1. Microsoft Releases Backup, Recovery Software, Network World, 9/28.
Microsoft took the wraps off its take on the hottest technology in the storage software market, continuous data protection (CDP), which enables users to speed up the process of backing up and recovering data. Although the software giant’s offering, Data Protection Manager (DPM), is probably most the least feature rich, the fact that Microsoft is trumpeting CDP helps to validate the technology, according to analysts.
2. Experts: U.S. Electronic Health Records Still a Ways Off, InfoWorld, 9/29.
While the U.S. government definitely has a clear vision for digitizing its health records, the country’s still got an enormous challenge to actually implementing anything resembling that vision, according to the author of a government report. Much more work needs to be done to create standards for e-health records. Lack of electronic health records is contributing to medical errors resulting in tens of thousands of deaths.
3. DOD Revamps Troubled Procurement Software, Computerworld, 9/27.
The U.S. Department of Defense is working to move its procurement system from a client/server model to an online version allowing it to support nearly double its current number of users. The client/server project was plagued with problems, with development being halted for a year in 2002 after a government agency report revealed the system appeared not to have benefited users since development work kicked off in 1994. The Web version should appear in the middle of next year and has drawn on user input in its development.
4. IT and Wireless Still Separated, but Talks Ongoing, InfoWorld, 9/27.
U.S. corporates are being slow to adopt wireless communications due to concerns over security, a lack of standard IT policies to handle the devices, and poor understanding of the benefits of the technology, according to experts in the field. Meanwhile, employees are sneaking wireless devices into corporations and using them at work without the knowledge of IT managers.
5. Execs Describe Sarbanes-Oxley Compliance Lessons, Computerworld, 9/28.
If they could have their time over again, managers who’ve dealt with SOX compliance would do things differently, particularly in the area of better educating more of their staff on what they need to do to help the compliance process. The executives would also recommend dedicating workers to handle all the work required by the regulations.
6. Novell Server Hacked, Used to Scan for Vulnerable Computers, Computerworld, 9/28.
One of the software company’s servers was compromised this week after workers had apparently used it to host computing gaming. The server was hacked into and then used for a number of days to scan for vulnerable ports on potentially millions of computers around the globe, a security expert said. Novell admitted the breach but said the machine wasn’t part of its corporate network and it wasn’t a production server.

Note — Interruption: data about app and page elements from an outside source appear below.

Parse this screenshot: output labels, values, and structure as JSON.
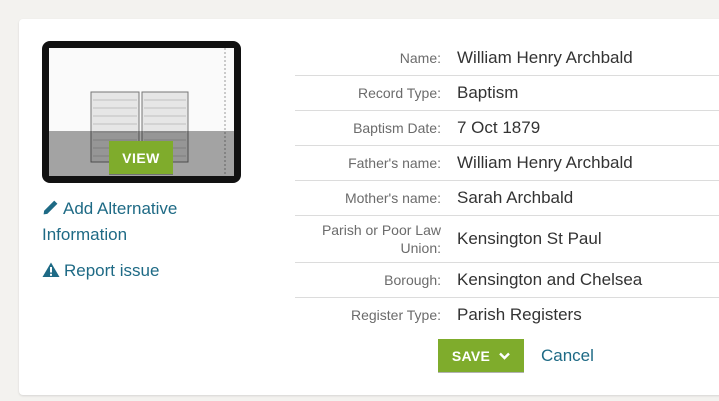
{
  "thumbnail": {
    "view_label": "VIEW"
  },
  "actions": {
    "add_alternative": "Add Alternative Information",
    "report_issue": "Report issue"
  },
  "record": [
    {
      "label": "Name:",
      "value": "William Henry Archbald"
    },
    {
      "label": "Record Type:",
      "value": "Baptism"
    },
    {
      "label": "Baptism Date:",
      "value": "7 Oct 1879"
    },
    {
      "label": "Father's name:",
      "value": "William Henry Archbald"
    },
    {
      "label": "Mother's name:",
      "value": "Sarah Archbald"
    },
    {
      "label": "Parish or Poor Law Union:",
      "value": "Kensington St Paul"
    },
    {
      "label": "Borough:",
      "value": "Kensington and Chelsea"
    },
    {
      "label": "Register Type:",
      "value": "Parish Registers"
    }
  ],
  "buttons": {
    "save": "SAVE",
    "cancel": "Cancel"
  },
  "colors": {
    "accent_green": "#7fac2c",
    "link_blue": "#1e6a85"
  }
}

7. Google, NASA Join Hands on Research, Silicon Valley Mercury News, 9/29.
After years of discussion, Google and NASA have committed to work with each other on large-scale data management, massively distributed computing and nanotechnology projects. The search engine company will build a research complex at NASA/Ames Research Center. More details on the pair’s alliance weren’t forthcoming but Google will gain access to NASA’s space data and imagery, suggesting Google Moon and Google Mars a la the company’s Google Earth satellite image software won’t be far off.
8. MIT Readies $100 Laptop Prototype, PC World, 9/28.
The MIT Media Lab’s project to create a cheap laptop for children around the world is coming closer to becoming a reality. The notebooks should start shipping in the millions in late 2006, according to the lab’s chairman and co-founder Nicholas Negroponte. The machines have many innovative features so they can be operated in remote locations, including a crank in the laptop hinge which can be used to power the device and two modes of viewing the screen, one designed to work in bright sunlight.
9. Chips Catalog Katrina Dead, Wired, 9/28.
As the waters recede, the grim task of retrieving bodies goes on. Some morgue workers are using radio frequency ID chips to help keep better track of unidentified remains, whether of those who fell victim to the hurricane or those bodies already buried or in caskets that were disturbed in Katrina’s wake.
10. Hackers Advise Microsoft on IE, PC World, 9/29.
At the Hack in the Box Security conference in Malaysia this week, Microsoft executives detailed how they’ve been working with the hacker community. For the first time, Gates Inc. presented a beta version of its upcoming Internet Explorer 7 web browser to the hacker community and awaited its comments. The feedback proved very useful, according to the Microsoft executives, who admitted the company’s previous relationship with hackers had been adversarial.